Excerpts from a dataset

Segment Open

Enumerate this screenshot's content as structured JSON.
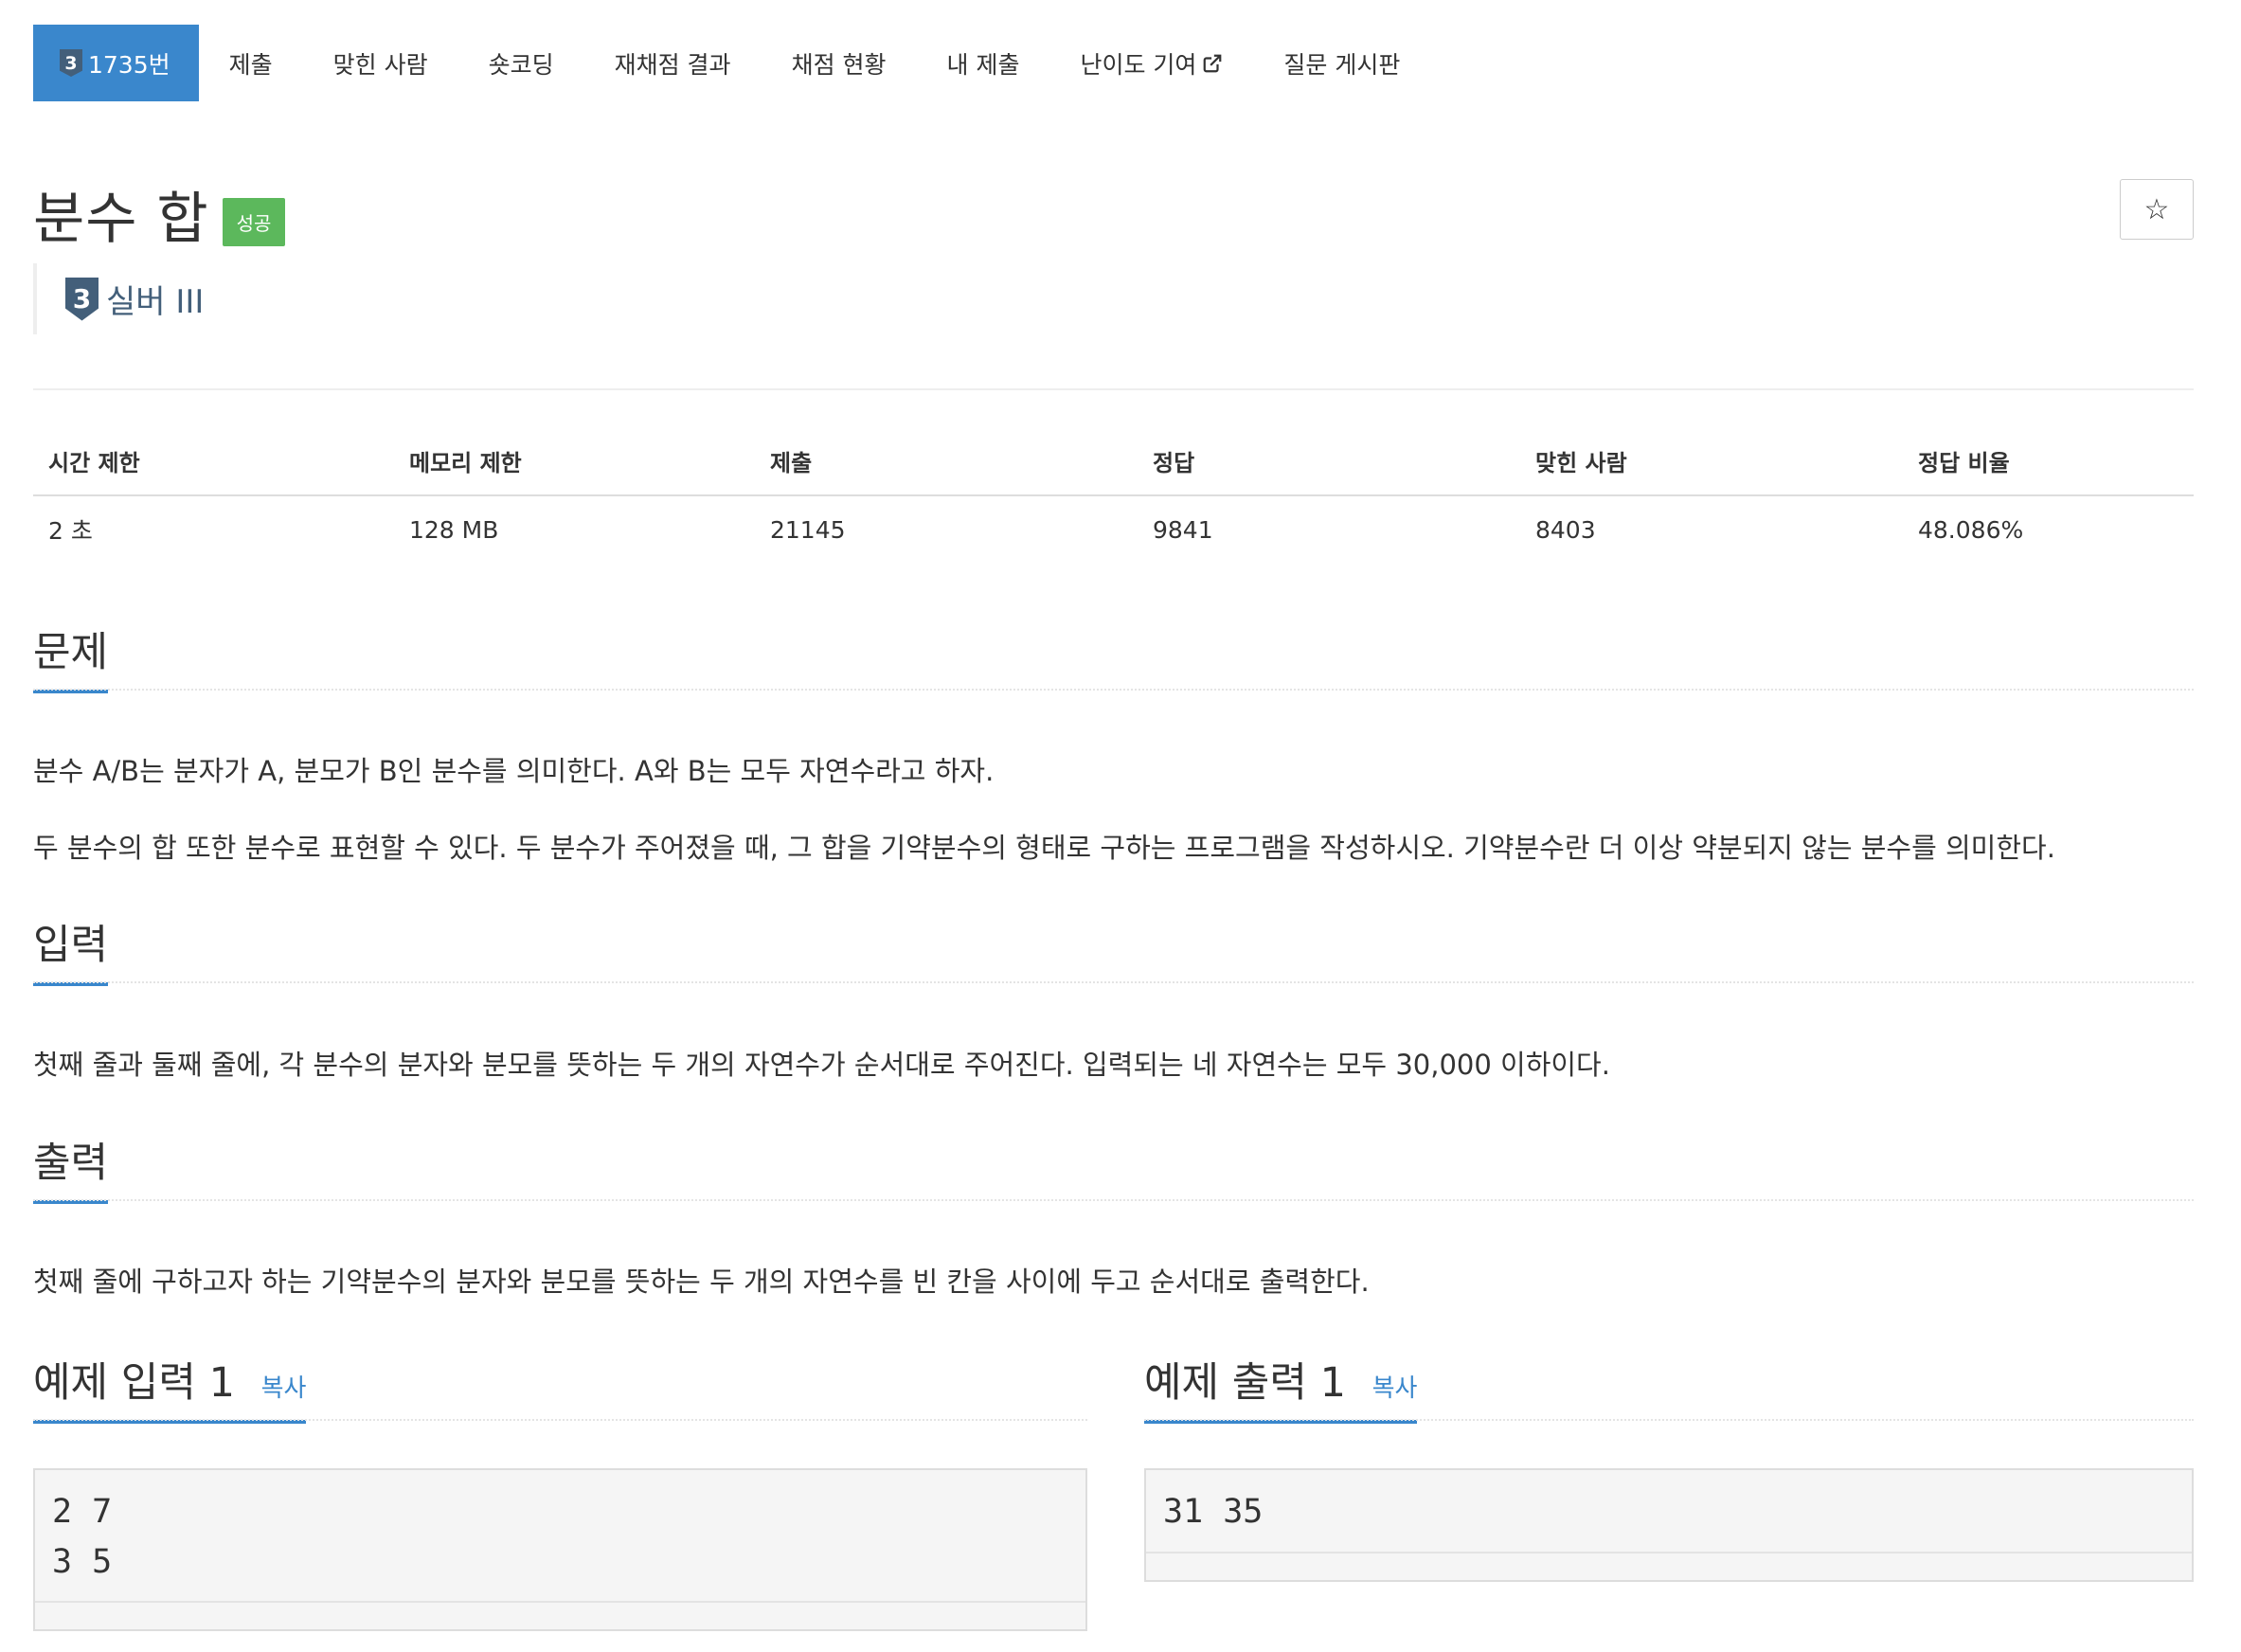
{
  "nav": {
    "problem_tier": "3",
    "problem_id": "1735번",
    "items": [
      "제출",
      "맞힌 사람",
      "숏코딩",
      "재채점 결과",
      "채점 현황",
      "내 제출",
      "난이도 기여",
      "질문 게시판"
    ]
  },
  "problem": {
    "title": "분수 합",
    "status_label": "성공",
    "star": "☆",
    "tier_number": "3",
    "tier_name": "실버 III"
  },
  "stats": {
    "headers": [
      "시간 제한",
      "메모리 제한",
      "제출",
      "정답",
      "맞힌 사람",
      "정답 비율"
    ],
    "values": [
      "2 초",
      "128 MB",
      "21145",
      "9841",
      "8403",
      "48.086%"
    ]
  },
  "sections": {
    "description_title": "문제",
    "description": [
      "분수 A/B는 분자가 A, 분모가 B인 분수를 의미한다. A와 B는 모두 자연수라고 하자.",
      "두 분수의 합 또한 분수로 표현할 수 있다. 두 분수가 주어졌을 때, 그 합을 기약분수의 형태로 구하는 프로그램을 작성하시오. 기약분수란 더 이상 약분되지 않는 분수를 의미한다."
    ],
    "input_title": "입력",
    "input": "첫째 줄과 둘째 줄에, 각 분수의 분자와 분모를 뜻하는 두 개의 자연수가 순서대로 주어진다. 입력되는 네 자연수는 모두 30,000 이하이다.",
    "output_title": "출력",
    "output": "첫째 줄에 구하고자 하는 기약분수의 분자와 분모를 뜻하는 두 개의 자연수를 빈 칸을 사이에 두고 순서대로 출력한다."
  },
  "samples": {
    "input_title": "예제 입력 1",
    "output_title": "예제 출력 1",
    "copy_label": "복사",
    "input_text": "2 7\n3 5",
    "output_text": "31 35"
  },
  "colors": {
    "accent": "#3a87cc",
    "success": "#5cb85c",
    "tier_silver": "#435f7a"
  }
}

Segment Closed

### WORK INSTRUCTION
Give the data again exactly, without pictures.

### FINAL ANSWER
Enumerate this screenshot's content as structured JSON.
{
  "nav": {
    "problem_tier": "3",
    "problem_id": "1735번",
    "items": [
      "제출",
      "맞힌 사람",
      "숏코딩",
      "재채점 결과",
      "채점 현황",
      "내 제출",
      "난이도 기여",
      "질문 게시판"
    ]
  },
  "problem": {
    "title": "분수 합",
    "status_label": "성공",
    "star": "☆",
    "tier_number": "3",
    "tier_name": "실버 III"
  },
  "stats": {
    "headers": [
      "시간 제한",
      "메모리 제한",
      "제출",
      "정답",
      "맞힌 사람",
      "정답 비율"
    ],
    "values": [
      "2 초",
      "128 MB",
      "21145",
      "9841",
      "8403",
      "48.086%"
    ]
  },
  "sections": {
    "description_title": "문제",
    "description": [
      "분수 A/B는 분자가 A, 분모가 B인 분수를 의미한다. A와 B는 모두 자연수라고 하자.",
      "두 분수의 합 또한 분수로 표현할 수 있다. 두 분수가 주어졌을 때, 그 합을 기약분수의 형태로 구하는 프로그램을 작성하시오. 기약분수란 더 이상 약분되지 않는 분수를 의미한다."
    ],
    "input_title": "입력",
    "input": "첫째 줄과 둘째 줄에, 각 분수의 분자와 분모를 뜻하는 두 개의 자연수가 순서대로 주어진다. 입력되는 네 자연수는 모두 30,000 이하이다.",
    "output_title": "출력",
    "output": "첫째 줄에 구하고자 하는 기약분수의 분자와 분모를 뜻하는 두 개의 자연수를 빈 칸을 사이에 두고 순서대로 출력한다."
  },
  "samples": {
    "input_title": "예제 입력 1",
    "output_title": "예제 출력 1",
    "copy_label": "복사",
    "input_text": "2 7\n3 5",
    "output_text": "31 35"
  },
  "colors": {
    "accent": "#3a87cc",
    "success": "#5cb85c",
    "tier_silver": "#435f7a"
  }
}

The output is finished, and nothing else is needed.